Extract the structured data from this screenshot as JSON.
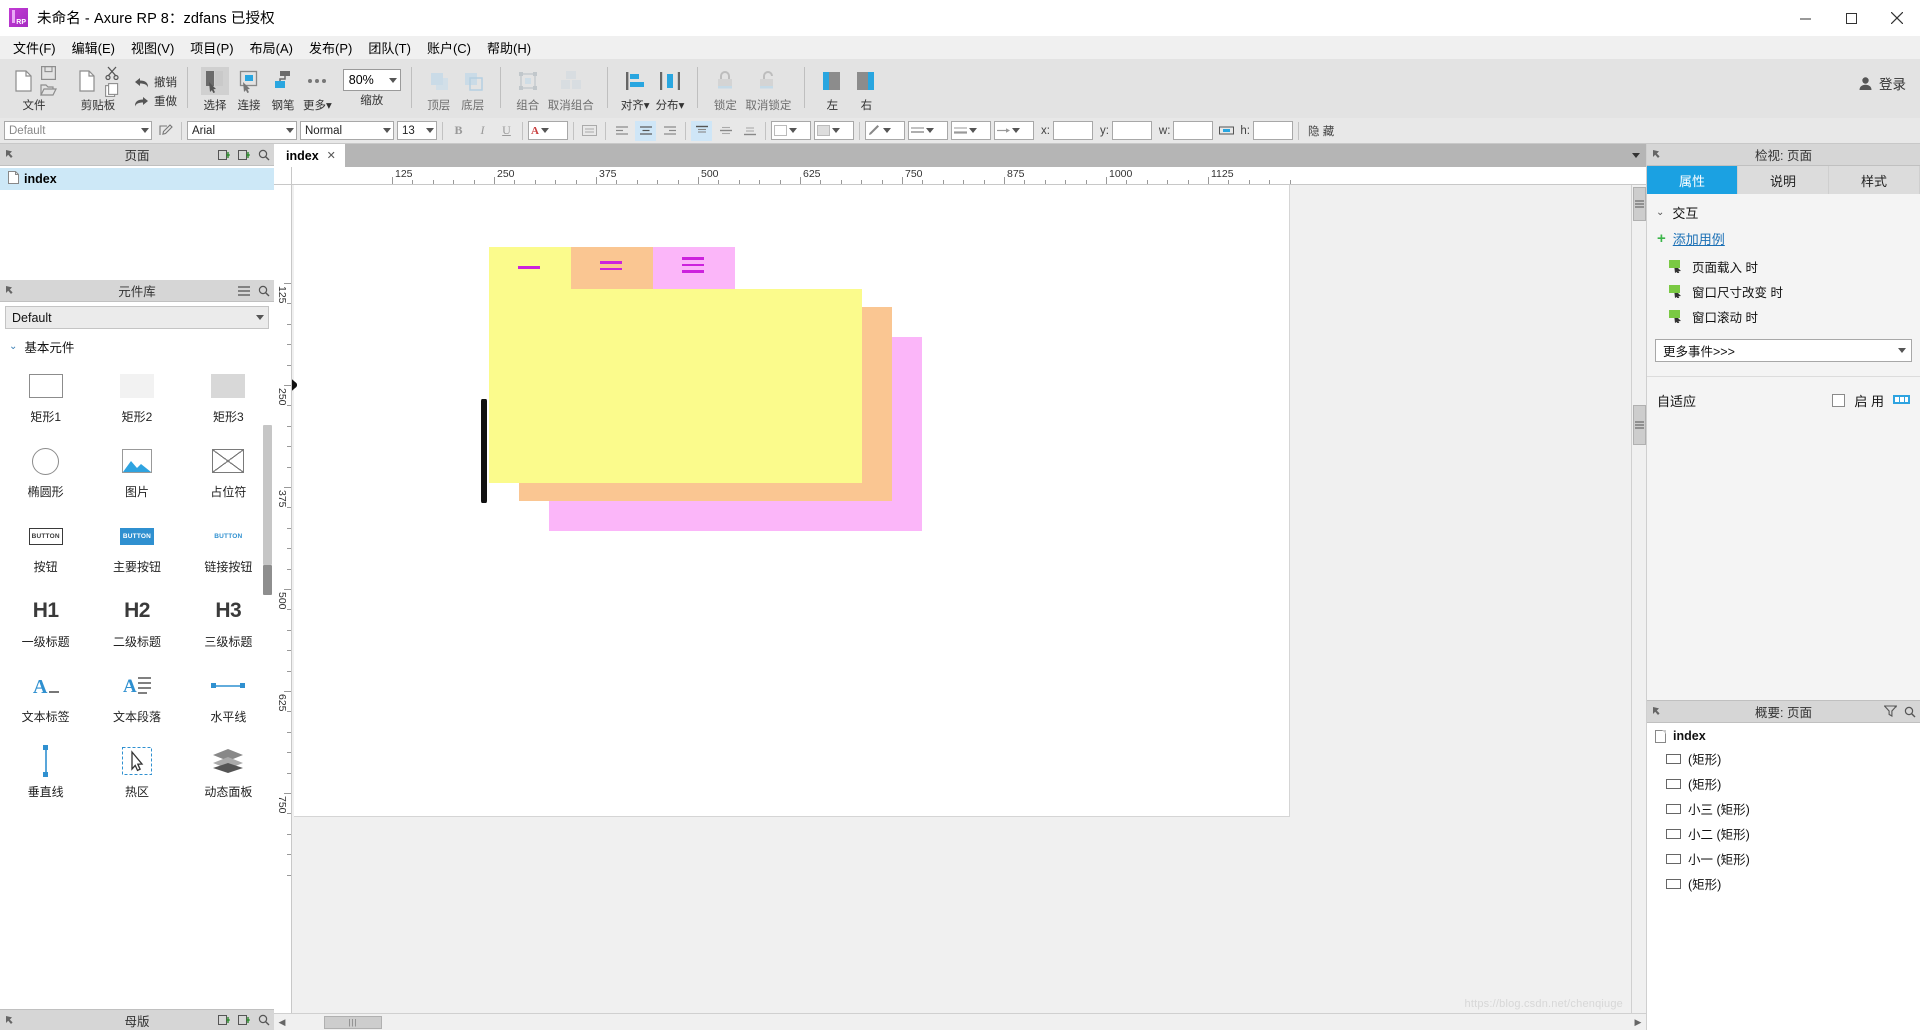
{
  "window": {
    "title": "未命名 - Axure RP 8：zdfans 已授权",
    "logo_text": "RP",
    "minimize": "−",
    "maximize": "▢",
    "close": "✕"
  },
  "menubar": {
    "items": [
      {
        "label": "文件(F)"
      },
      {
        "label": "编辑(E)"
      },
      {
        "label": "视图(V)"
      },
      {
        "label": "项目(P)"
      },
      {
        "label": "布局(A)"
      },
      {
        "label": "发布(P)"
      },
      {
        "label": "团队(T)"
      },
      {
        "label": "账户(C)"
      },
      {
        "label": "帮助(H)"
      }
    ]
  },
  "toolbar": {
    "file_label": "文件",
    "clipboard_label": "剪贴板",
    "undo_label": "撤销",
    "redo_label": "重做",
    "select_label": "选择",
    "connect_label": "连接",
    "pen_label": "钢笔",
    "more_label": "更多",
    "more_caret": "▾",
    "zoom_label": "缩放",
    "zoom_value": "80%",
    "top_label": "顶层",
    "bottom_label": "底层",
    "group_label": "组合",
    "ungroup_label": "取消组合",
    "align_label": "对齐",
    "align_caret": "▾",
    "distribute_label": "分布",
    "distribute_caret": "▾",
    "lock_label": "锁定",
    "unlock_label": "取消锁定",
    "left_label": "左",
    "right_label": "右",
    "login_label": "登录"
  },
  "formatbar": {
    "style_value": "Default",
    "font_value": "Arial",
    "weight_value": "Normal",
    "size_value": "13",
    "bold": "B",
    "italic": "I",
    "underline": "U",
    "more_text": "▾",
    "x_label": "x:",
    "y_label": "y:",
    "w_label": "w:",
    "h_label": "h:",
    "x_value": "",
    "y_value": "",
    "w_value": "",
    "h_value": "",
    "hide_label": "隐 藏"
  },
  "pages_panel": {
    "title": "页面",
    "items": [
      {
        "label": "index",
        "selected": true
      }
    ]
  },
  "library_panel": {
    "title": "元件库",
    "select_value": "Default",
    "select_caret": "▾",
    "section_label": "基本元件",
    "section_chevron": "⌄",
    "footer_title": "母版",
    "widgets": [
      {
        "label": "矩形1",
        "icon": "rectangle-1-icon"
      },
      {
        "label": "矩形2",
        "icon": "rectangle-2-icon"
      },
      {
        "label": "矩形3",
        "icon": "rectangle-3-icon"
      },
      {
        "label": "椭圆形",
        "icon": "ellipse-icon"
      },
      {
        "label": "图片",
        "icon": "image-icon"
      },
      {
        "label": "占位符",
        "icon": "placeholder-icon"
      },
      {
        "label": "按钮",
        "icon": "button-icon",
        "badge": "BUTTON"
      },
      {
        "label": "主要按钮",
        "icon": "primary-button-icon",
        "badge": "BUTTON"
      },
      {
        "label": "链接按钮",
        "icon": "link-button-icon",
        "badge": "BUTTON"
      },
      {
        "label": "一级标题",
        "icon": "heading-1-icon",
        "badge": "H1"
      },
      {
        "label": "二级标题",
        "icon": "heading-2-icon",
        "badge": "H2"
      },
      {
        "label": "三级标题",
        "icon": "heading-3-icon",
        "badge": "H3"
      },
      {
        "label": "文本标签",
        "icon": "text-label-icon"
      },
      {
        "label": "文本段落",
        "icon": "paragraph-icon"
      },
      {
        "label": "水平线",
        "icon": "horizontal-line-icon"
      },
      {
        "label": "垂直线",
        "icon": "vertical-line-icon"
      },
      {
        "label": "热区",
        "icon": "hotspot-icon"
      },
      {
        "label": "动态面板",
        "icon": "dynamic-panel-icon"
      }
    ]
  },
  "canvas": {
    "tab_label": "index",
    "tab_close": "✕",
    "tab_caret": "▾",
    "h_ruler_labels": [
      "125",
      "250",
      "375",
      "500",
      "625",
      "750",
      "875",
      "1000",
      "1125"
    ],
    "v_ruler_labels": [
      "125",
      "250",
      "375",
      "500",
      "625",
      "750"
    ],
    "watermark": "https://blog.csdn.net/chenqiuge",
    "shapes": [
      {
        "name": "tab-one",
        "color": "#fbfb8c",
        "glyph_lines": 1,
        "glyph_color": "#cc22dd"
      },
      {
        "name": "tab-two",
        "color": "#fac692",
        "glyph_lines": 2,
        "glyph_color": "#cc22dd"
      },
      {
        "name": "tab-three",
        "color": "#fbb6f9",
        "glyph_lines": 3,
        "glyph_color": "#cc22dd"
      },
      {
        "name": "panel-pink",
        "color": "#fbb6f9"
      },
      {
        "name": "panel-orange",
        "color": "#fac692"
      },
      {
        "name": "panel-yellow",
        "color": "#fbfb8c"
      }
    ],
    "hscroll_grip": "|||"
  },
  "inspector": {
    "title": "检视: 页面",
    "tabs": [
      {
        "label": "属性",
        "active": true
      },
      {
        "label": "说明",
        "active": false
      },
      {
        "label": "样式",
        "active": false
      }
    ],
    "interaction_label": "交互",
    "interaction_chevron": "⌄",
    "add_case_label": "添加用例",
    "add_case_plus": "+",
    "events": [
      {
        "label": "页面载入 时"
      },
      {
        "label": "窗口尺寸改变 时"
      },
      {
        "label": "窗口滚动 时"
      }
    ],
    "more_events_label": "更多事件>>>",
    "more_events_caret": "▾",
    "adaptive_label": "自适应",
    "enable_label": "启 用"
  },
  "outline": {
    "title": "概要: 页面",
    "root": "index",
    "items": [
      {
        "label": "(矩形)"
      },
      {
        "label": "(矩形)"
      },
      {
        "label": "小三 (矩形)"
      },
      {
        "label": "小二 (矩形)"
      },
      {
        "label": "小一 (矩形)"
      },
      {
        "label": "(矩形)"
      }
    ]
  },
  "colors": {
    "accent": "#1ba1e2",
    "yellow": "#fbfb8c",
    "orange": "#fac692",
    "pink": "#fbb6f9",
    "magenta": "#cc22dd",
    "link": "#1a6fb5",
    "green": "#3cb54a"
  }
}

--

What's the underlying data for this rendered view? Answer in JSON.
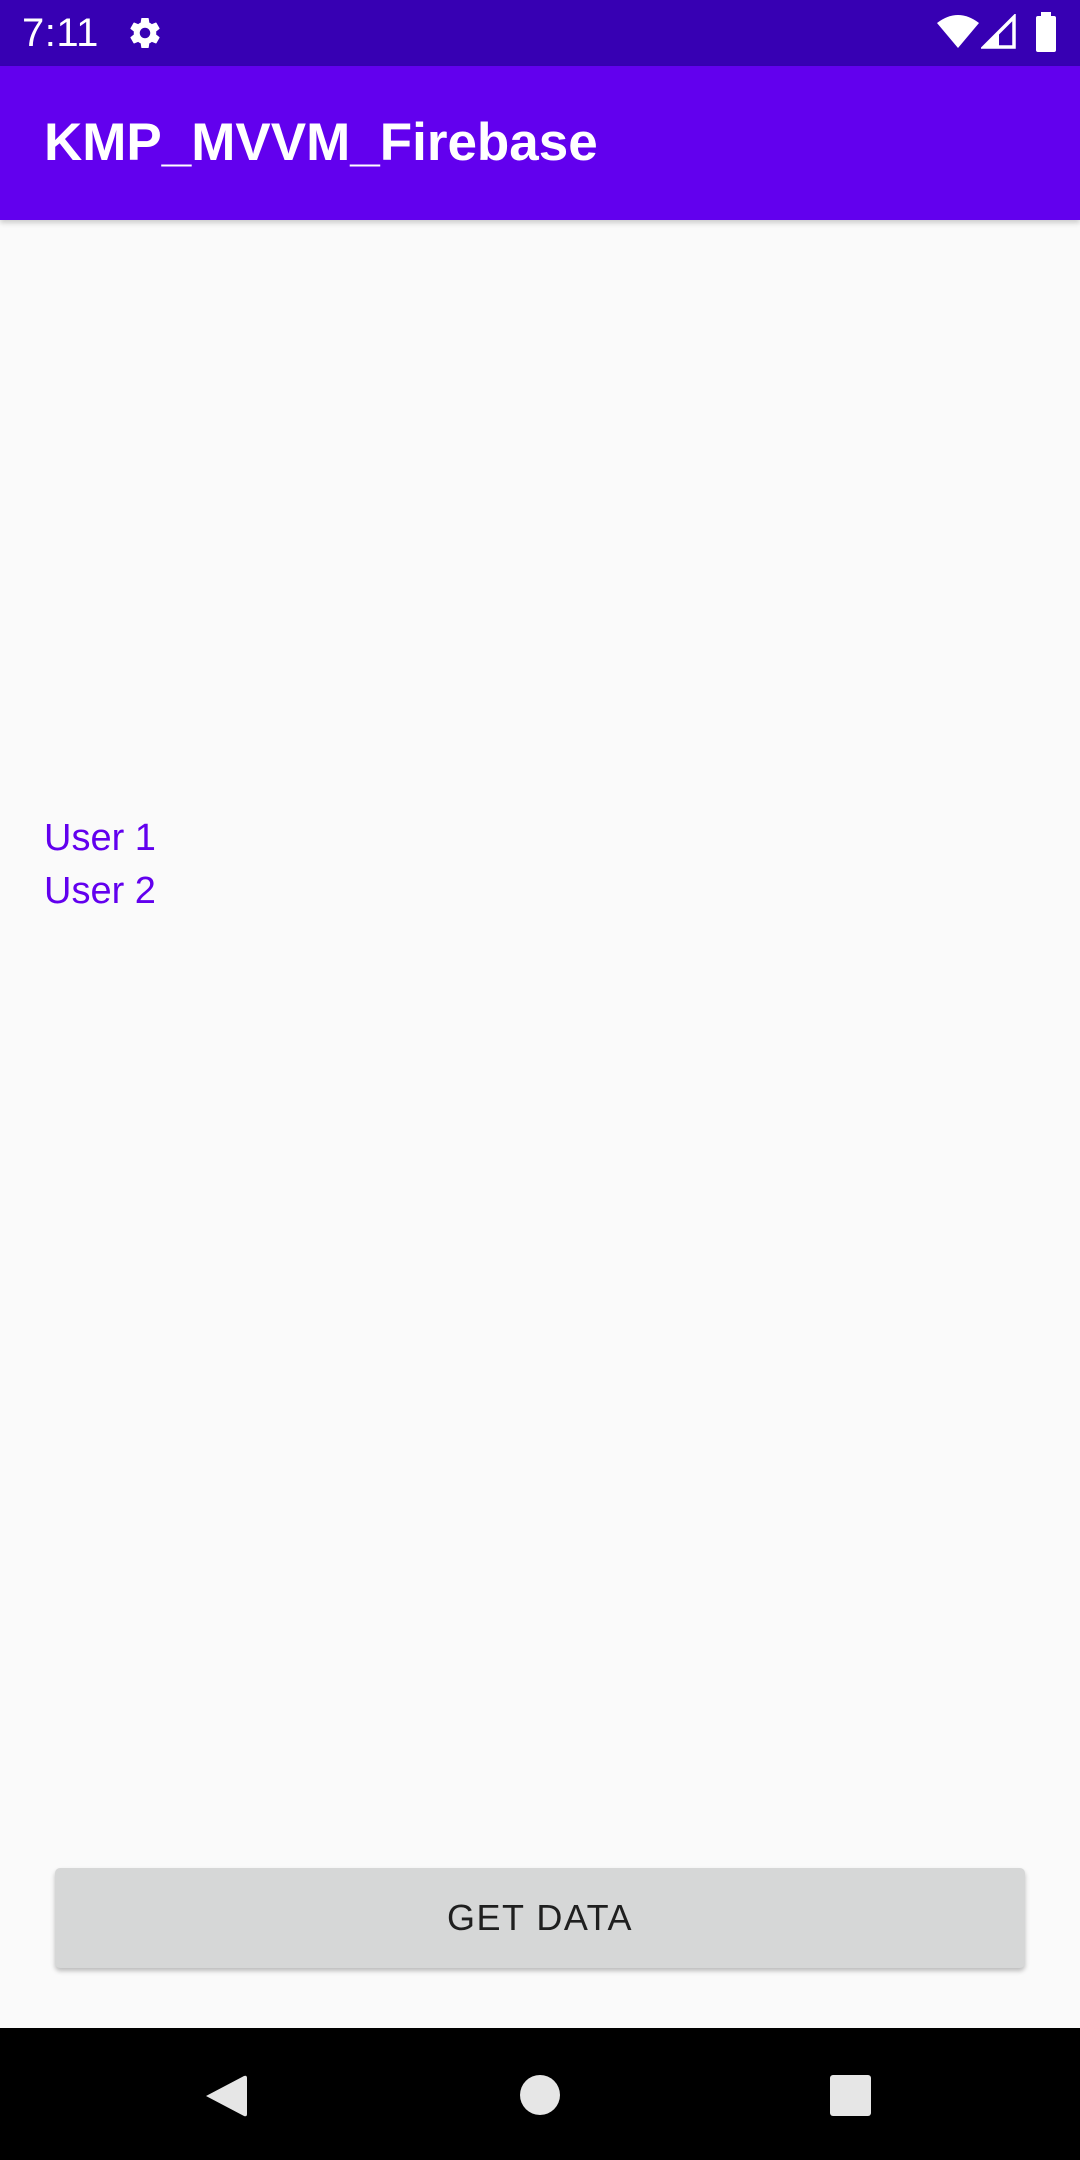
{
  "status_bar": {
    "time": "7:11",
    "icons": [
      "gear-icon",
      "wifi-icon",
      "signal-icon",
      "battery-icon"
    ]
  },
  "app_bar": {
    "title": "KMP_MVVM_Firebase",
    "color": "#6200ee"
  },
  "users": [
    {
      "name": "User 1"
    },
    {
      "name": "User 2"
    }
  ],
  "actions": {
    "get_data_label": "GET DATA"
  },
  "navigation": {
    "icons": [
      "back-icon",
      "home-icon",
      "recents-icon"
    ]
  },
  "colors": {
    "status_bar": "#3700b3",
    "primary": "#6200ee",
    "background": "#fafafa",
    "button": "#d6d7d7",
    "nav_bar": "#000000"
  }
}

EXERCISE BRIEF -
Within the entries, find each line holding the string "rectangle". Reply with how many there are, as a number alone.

RESULT OF THIS TASK -
3